There need be no poor people among you, for in the land the LORD your God is giving you to possess as your inheritance, he will richly bless you, if only you fully obey the LORD your God and are careful to follow all these commands I am giving you today. For the LORD your God will bless you as he has promised, and you will lend to many nations but will borrow from none. You will rule over many nations but none will rule over you.

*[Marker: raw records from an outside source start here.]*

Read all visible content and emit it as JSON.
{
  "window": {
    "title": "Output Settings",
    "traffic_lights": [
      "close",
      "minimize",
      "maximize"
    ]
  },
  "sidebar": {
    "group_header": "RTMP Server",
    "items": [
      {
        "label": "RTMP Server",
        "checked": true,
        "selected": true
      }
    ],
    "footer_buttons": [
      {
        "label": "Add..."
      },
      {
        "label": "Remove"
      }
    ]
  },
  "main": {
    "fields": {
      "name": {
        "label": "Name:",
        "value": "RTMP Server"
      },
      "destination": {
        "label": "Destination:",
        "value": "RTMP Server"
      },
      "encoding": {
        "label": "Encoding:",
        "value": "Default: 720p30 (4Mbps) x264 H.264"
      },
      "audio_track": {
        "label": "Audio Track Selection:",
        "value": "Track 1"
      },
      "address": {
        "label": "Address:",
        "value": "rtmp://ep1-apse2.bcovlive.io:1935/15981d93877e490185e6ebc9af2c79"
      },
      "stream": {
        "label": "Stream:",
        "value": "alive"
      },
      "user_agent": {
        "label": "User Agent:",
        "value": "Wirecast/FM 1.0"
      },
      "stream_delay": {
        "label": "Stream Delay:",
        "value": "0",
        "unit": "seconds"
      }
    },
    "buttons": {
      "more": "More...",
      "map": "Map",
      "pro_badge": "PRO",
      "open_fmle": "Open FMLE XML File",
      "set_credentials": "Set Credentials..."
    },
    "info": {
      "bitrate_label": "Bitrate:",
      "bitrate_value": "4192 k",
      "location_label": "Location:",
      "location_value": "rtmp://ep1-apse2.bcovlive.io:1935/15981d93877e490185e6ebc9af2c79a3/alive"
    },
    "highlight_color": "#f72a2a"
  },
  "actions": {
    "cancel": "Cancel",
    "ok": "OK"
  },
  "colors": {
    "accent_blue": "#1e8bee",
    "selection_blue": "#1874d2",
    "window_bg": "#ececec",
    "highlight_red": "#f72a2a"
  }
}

If anyone is poor among your fellow Israelites in any of the towns of the land the LORD your God is giving you, do not be hardhearted or tightfisted toward them. Rather, be openhanded and freely lend them whatever they need. Be careful not to harbor this wicked thought: “The seventh year, the year for canceling debts, is near,” so that you do not show ill will toward the needy among your fellow Israelites and give them nothing. They may then appeal to the LORD against you, and you will be found guilty of sin. Give generously to them and do so without a grudging heart; then because of this the LORD your God will bless you in all your work and in everything you put your hand to. There will always be poor people in the land. Therefore I command you to be openhanded toward your fellow Israelites who are poor and needy in your land. (Deuteronomy 15; NIV)
This isn’t just about a bunch of nice individuals. This isn’t just about being kind. This is to be a concerted effort by the collective people of Israel. In other words, “the government”…
The writer, Moses, mentions specifically that there will be plenty of resources to share, so there should not be any poor amongst them. However, he knows their hearts, and he knows reality enough to say that “There will always be poor people in the land.
Are there poor people among us? Why?